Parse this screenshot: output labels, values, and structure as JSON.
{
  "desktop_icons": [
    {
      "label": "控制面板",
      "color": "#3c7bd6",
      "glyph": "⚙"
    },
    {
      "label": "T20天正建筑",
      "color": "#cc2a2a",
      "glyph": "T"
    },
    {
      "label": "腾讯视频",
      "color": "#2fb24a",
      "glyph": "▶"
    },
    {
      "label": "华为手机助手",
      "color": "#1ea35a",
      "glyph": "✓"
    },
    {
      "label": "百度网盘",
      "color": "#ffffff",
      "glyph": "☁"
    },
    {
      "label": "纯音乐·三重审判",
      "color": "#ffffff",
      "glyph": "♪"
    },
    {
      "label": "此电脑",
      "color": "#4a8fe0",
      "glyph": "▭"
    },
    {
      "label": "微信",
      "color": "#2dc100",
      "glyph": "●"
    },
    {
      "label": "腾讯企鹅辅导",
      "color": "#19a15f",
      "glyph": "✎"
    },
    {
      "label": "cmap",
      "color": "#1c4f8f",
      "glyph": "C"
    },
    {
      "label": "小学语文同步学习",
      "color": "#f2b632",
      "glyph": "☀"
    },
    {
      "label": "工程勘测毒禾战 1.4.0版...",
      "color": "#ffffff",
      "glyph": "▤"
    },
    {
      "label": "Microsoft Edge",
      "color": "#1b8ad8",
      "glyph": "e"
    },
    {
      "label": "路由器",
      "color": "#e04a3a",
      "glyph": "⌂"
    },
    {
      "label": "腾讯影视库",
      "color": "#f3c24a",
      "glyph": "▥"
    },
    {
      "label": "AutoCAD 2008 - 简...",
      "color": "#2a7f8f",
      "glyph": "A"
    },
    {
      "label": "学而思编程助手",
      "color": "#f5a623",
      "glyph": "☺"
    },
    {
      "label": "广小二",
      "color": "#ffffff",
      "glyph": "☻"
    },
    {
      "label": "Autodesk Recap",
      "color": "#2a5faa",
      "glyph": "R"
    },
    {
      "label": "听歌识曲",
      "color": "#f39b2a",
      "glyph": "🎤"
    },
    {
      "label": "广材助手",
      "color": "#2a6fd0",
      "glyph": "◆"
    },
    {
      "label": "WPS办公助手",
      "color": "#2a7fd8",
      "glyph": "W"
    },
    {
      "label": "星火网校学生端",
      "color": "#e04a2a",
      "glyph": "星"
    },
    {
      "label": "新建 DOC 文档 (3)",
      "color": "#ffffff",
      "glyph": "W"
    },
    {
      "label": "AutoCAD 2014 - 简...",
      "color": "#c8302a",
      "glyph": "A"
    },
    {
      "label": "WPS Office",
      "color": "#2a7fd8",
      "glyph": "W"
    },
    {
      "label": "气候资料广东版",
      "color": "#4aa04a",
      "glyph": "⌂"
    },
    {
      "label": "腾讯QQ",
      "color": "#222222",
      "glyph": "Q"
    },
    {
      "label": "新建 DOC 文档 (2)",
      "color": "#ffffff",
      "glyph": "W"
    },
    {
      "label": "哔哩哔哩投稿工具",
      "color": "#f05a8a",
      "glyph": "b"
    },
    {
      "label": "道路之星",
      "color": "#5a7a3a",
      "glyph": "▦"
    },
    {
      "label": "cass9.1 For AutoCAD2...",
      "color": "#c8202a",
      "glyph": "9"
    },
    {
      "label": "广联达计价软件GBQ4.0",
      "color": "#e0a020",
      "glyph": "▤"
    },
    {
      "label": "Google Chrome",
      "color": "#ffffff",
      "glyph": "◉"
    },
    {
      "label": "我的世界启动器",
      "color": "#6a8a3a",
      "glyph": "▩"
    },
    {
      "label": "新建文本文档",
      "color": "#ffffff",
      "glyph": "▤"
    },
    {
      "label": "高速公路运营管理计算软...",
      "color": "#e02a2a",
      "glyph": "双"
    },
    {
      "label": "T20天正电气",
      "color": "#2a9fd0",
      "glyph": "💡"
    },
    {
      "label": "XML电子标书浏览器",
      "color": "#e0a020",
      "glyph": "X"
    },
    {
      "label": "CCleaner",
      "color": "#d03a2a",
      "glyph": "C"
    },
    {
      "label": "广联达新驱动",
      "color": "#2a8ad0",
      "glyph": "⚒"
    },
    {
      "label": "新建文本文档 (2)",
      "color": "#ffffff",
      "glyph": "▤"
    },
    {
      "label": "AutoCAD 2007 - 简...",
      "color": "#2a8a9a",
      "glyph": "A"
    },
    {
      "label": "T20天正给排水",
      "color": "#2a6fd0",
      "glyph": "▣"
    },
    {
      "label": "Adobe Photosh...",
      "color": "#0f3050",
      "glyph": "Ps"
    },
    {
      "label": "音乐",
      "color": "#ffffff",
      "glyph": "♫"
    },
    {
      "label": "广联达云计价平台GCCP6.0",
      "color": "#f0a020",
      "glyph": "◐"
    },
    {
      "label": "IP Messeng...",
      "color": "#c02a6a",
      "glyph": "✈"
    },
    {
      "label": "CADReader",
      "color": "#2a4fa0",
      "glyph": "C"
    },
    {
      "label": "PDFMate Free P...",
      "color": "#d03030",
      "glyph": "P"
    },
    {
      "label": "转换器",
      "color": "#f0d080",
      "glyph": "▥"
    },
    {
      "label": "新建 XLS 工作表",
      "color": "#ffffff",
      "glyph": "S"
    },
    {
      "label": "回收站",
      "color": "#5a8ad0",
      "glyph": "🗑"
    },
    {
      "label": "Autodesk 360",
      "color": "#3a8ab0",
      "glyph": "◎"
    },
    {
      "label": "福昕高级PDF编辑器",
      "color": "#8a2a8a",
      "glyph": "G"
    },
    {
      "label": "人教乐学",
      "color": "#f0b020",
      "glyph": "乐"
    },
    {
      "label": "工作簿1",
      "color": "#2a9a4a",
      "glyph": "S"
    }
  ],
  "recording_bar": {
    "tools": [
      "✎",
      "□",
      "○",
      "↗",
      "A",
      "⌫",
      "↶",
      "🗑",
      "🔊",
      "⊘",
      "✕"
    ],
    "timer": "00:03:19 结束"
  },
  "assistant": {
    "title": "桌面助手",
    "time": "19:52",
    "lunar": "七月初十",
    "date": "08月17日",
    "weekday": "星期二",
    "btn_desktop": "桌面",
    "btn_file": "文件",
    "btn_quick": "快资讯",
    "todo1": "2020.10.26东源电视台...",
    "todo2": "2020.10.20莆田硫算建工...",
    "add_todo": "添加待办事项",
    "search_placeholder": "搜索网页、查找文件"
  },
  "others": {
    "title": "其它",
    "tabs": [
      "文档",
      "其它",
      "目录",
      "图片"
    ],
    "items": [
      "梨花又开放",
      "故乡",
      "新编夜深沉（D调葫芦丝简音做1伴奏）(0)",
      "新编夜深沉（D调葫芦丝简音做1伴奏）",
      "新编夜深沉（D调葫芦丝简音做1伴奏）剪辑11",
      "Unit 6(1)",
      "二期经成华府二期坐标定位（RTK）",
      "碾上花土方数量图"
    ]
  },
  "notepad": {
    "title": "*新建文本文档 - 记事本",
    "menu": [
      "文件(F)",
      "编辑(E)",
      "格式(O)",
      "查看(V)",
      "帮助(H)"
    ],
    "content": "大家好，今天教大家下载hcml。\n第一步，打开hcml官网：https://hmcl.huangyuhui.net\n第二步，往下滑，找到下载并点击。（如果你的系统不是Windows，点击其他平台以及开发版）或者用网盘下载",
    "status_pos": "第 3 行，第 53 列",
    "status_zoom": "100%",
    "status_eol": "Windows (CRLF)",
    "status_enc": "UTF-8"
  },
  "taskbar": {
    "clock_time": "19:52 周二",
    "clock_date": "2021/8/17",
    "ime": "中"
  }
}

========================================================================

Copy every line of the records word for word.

ANSWER TO THIS PROBLEM:
Parse this screenshot: output labels, values, and structure as JSON.
{
  "desktop_icons": [
    {
      "label": "控制面板",
      "color": "#3c7bd6",
      "glyph": "⚙"
    },
    {
      "label": "T20天正建筑",
      "color": "#cc2a2a",
      "glyph": "T"
    },
    {
      "label": "腾讯视频",
      "color": "#2fb24a",
      "glyph": "▶"
    },
    {
      "label": "华为手机助手",
      "color": "#1ea35a",
      "glyph": "✓"
    },
    {
      "label": "百度网盘",
      "color": "#ffffff",
      "glyph": "☁"
    },
    {
      "label": "纯音乐·三重审判",
      "color": "#ffffff",
      "glyph": "♪"
    },
    {
      "label": "此电脑",
      "color": "#4a8fe0",
      "glyph": "▭"
    },
    {
      "label": "微信",
      "color": "#2dc100",
      "glyph": "●"
    },
    {
      "label": "腾讯企鹅辅导",
      "color": "#19a15f",
      "glyph": "✎"
    },
    {
      "label": "cmap",
      "color": "#1c4f8f",
      "glyph": "C"
    },
    {
      "label": "小学语文同步学习",
      "color": "#f2b632",
      "glyph": "☀"
    },
    {
      "label": "工程勘测毒禾战 1.4.0版...",
      "color": "#ffffff",
      "glyph": "▤"
    },
    {
      "label": "Microsoft Edge",
      "color": "#1b8ad8",
      "glyph": "e"
    },
    {
      "label": "路由器",
      "color": "#e04a3a",
      "glyph": "⌂"
    },
    {
      "label": "腾讯影视库",
      "color": "#f3c24a",
      "glyph": "▥"
    },
    {
      "label": "AutoCAD 2008 - 简...",
      "color": "#2a7f8f",
      "glyph": "A"
    },
    {
      "label": "学而思编程助手",
      "color": "#f5a623",
      "glyph": "☺"
    },
    {
      "label": "广小二",
      "color": "#ffffff",
      "glyph": "☻"
    },
    {
      "label": "Autodesk Recap",
      "color": "#2a5faa",
      "glyph": "R"
    },
    {
      "label": "听歌识曲",
      "color": "#f39b2a",
      "glyph": "🎤"
    },
    {
      "label": "广材助手",
      "color": "#2a6fd0",
      "glyph": "◆"
    },
    {
      "label": "WPS办公助手",
      "color": "#2a7fd8",
      "glyph": "W"
    },
    {
      "label": "星火网校学生端",
      "color": "#e04a2a",
      "glyph": "星"
    },
    {
      "label": "新建 DOC 文档 (3)",
      "color": "#ffffff",
      "glyph": "W"
    },
    {
      "label": "AutoCAD 2014 - 简...",
      "color": "#c8302a",
      "glyph": "A"
    },
    {
      "label": "WPS Office",
      "color": "#2a7fd8",
      "glyph": "W"
    },
    {
      "label": "气候资料广东版",
      "color": "#4aa04a",
      "glyph": "⌂"
    },
    {
      "label": "腾讯QQ",
      "color": "#222222",
      "glyph": "Q"
    },
    {
      "label": "新建 DOC 文档 (2)",
      "color": "#ffffff",
      "glyph": "W"
    },
    {
      "label": "哔哩哔哩投稿工具",
      "color": "#f05a8a",
      "glyph": "b"
    },
    {
      "label": "道路之星",
      "color": "#5a7a3a",
      "glyph": "▦"
    },
    {
      "label": "cass9.1 For AutoCAD2...",
      "color": "#c8202a",
      "glyph": "9"
    },
    {
      "label": "广联达计价软件GBQ4.0",
      "color": "#e0a020",
      "glyph": "▤"
    },
    {
      "label": "Google Chrome",
      "color": "#ffffff",
      "glyph": "◉"
    },
    {
      "label": "我的世界启动器",
      "color": "#6a8a3a",
      "glyph": "▩"
    },
    {
      "label": "新建文本文档",
      "color": "#ffffff",
      "glyph": "▤"
    },
    {
      "label": "高速公路运营管理计算软...",
      "color": "#e02a2a",
      "glyph": "双"
    },
    {
      "label": "T20天正电气",
      "color": "#2a9fd0",
      "glyph": "💡"
    },
    {
      "label": "XML电子标书浏览器",
      "color": "#e0a020",
      "glyph": "X"
    },
    {
      "label": "CCleaner",
      "color": "#d03a2a",
      "glyph": "C"
    },
    {
      "label": "广联达新驱动",
      "color": "#2a8ad0",
      "glyph": "⚒"
    },
    {
      "label": "新建文本文档 (2)",
      "color": "#ffffff",
      "glyph": "▤"
    },
    {
      "label": "AutoCAD 2007 - 简...",
      "color": "#2a8a9a",
      "glyph": "A"
    },
    {
      "label": "T20天正给排水",
      "color": "#2a6fd0",
      "glyph": "▣"
    },
    {
      "label": "Adobe Photosh...",
      "color": "#0f3050",
      "glyph": "Ps"
    },
    {
      "label": "音乐",
      "color": "#ffffff",
      "glyph": "♫"
    },
    {
      "label": "广联达云计价平台GCCP6.0",
      "color": "#f0a020",
      "glyph": "◐"
    },
    {
      "label": "IP Messeng...",
      "color": "#c02a6a",
      "glyph": "✈"
    },
    {
      "label": "CADReader",
      "color": "#2a4fa0",
      "glyph": "C"
    },
    {
      "label": "PDFMate Free P...",
      "color": "#d03030",
      "glyph": "P"
    },
    {
      "label": "转换器",
      "color": "#f0d080",
      "glyph": "▥"
    },
    {
      "label": "新建 XLS 工作表",
      "color": "#ffffff",
      "glyph": "S"
    },
    {
      "label": "回收站",
      "color": "#5a8ad0",
      "glyph": "🗑"
    },
    {
      "label": "Autodesk 360",
      "color": "#3a8ab0",
      "glyph": "◎"
    },
    {
      "label": "福昕高级PDF编辑器",
      "color": "#8a2a8a",
      "glyph": "G"
    },
    {
      "label": "人教乐学",
      "color": "#f0b020",
      "glyph": "乐"
    },
    {
      "label": "工作簿1",
      "color": "#2a9a4a",
      "glyph": "S"
    }
  ],
  "recording_bar": {
    "tools": [
      "✎",
      "□",
      "○",
      "↗",
      "A",
      "⌫",
      "↶",
      "🗑",
      "🔊",
      "⊘",
      "✕"
    ],
    "timer": "00:03:19 结束"
  },
  "assistant": {
    "title": "桌面助手",
    "time": "19:52",
    "lunar": "七月初十",
    "date": "08月17日",
    "weekday": "星期二",
    "btn_desktop": "桌面",
    "btn_file": "文件",
    "btn_quick": "快资讯",
    "todo1": "2020.10.26东源电视台...",
    "todo2": "2020.10.20莆田硫算建工...",
    "add_todo": "添加待办事项",
    "search_placeholder": "搜索网页、查找文件"
  },
  "others": {
    "title": "其它",
    "tabs": [
      "文档",
      "其它",
      "目录",
      "图片"
    ],
    "items": [
      "梨花又开放",
      "故乡",
      "新编夜深沉（D调葫芦丝简音做1伴奏）(0)",
      "新编夜深沉（D调葫芦丝简音做1伴奏）",
      "新编夜深沉（D调葫芦丝简音做1伴奏）剪辑11",
      "Unit 6(1)",
      "二期经成华府二期坐标定位（RTK）",
      "碾上花土方数量图"
    ]
  },
  "notepad": {
    "title": "*新建文本文档 - 记事本",
    "menu": [
      "文件(F)",
      "编辑(E)",
      "格式(O)",
      "查看(V)",
      "帮助(H)"
    ],
    "content": "大家好，今天教大家下载hcml。\n第一步，打开hcml官网：https://hmcl.huangyuhui.net\n第二步，往下滑，找到下载并点击。（如果你的系统不是Windows，点击其他平台以及开发版）或者用网盘下载",
    "status_pos": "第 3 行，第 53 列",
    "status_zoom": "100%",
    "status_eol": "Windows (CRLF)",
    "status_enc": "UTF-8"
  },
  "taskbar": {
    "clock_time": "19:52 周二",
    "clock_date": "2021/8/17",
    "ime": "中"
  }
}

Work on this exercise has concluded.